**What needs to be done**
Go through the material and copy each line that includes "time".

**Data for this task**

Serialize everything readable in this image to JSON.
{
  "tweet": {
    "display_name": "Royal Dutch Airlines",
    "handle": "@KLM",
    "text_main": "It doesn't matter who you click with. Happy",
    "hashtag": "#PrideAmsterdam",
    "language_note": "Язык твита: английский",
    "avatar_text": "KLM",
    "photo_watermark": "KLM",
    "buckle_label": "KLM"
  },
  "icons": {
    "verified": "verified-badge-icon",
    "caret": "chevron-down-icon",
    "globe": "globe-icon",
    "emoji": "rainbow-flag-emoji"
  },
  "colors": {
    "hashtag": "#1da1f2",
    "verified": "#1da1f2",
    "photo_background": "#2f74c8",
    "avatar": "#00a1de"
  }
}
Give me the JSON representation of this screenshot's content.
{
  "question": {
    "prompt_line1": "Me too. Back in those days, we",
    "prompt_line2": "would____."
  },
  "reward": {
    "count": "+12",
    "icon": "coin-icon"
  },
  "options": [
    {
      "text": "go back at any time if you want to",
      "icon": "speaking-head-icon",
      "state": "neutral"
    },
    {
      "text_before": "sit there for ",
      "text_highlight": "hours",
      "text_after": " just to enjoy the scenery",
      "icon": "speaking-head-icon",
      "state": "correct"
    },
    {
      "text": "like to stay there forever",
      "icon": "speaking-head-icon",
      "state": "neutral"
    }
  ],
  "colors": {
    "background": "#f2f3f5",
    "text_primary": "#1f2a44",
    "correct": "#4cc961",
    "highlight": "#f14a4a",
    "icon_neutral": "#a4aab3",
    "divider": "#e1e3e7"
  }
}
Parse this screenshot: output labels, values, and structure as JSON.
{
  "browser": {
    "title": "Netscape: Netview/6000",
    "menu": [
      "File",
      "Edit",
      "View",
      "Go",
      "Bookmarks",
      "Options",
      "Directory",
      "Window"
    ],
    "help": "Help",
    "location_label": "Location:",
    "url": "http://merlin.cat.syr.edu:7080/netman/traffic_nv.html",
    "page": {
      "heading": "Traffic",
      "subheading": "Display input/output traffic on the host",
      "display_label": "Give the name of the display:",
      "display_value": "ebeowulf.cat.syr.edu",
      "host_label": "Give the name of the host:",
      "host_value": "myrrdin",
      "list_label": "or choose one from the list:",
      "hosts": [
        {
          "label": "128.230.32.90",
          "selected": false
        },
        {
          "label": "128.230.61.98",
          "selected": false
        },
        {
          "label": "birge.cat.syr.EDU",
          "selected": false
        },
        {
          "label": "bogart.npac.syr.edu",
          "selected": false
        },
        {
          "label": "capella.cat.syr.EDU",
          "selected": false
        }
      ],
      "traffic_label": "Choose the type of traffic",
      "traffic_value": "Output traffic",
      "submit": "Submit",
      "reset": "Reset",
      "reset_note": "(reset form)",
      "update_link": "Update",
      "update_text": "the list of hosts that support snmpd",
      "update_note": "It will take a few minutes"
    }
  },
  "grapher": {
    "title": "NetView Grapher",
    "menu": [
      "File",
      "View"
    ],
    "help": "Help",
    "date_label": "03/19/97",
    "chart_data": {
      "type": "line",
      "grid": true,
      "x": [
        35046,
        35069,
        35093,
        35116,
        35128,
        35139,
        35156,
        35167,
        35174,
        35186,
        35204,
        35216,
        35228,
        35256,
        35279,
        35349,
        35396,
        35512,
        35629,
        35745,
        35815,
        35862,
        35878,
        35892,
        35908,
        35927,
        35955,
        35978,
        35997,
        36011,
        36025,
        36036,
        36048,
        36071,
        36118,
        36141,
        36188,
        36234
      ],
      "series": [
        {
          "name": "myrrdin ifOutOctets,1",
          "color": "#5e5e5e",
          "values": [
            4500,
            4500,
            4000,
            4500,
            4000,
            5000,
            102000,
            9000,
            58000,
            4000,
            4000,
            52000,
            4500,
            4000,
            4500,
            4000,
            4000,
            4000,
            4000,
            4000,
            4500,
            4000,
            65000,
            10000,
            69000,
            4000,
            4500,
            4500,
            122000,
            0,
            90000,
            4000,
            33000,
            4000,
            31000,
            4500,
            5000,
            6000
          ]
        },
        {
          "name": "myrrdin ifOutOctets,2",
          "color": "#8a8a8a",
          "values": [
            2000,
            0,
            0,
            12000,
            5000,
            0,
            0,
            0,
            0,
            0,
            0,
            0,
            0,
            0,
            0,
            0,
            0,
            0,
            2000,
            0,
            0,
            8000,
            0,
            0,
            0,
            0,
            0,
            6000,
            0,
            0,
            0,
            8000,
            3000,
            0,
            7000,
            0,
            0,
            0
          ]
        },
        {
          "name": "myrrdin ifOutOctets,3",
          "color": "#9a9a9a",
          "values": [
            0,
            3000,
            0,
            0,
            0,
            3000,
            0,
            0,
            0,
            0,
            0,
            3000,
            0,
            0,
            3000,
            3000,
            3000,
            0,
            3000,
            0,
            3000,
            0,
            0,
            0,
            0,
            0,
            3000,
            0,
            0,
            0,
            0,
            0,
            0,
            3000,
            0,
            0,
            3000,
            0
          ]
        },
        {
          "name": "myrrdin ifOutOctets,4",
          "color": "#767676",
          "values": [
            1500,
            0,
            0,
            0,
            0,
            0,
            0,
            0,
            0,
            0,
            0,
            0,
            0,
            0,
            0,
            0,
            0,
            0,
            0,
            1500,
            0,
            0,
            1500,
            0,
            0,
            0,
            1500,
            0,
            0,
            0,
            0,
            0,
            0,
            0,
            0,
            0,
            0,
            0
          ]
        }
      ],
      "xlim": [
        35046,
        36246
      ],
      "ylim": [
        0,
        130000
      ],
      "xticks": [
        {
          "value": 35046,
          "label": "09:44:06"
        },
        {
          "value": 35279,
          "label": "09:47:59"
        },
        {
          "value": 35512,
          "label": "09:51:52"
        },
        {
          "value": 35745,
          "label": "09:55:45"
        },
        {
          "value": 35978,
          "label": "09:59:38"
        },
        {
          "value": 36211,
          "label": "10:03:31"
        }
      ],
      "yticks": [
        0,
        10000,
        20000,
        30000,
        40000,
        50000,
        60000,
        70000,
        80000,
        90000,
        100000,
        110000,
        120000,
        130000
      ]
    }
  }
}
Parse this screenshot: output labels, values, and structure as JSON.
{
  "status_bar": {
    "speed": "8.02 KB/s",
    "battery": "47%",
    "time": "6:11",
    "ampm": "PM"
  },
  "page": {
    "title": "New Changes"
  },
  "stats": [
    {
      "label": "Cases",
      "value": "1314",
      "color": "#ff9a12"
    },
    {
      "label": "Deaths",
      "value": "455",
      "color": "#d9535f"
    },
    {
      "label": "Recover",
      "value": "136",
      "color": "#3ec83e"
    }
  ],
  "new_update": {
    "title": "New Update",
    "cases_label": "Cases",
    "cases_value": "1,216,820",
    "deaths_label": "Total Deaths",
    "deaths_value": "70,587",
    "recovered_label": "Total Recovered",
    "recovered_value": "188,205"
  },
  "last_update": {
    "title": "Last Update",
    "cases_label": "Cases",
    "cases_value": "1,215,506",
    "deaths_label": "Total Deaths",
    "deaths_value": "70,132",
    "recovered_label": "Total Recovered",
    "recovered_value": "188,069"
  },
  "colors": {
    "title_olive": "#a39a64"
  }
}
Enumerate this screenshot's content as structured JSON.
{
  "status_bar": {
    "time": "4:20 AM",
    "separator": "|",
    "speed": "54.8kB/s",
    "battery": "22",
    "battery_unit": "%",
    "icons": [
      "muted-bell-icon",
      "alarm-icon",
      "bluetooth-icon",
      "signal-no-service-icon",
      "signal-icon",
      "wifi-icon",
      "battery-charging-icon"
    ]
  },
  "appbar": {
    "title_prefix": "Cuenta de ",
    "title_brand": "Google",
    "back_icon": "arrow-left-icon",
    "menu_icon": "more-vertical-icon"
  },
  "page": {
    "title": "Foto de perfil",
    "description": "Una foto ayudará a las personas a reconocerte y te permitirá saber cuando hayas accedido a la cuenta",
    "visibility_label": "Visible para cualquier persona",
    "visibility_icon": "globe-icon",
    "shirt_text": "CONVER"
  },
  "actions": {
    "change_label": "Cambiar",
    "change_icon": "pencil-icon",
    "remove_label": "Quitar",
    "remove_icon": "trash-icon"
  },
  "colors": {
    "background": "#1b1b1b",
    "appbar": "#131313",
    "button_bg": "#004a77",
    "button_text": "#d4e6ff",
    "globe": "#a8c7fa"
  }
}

**Output for this task**
      "text": "go back at any time if you want to",
    "time": "6:11",
    "time": "4:20 AM",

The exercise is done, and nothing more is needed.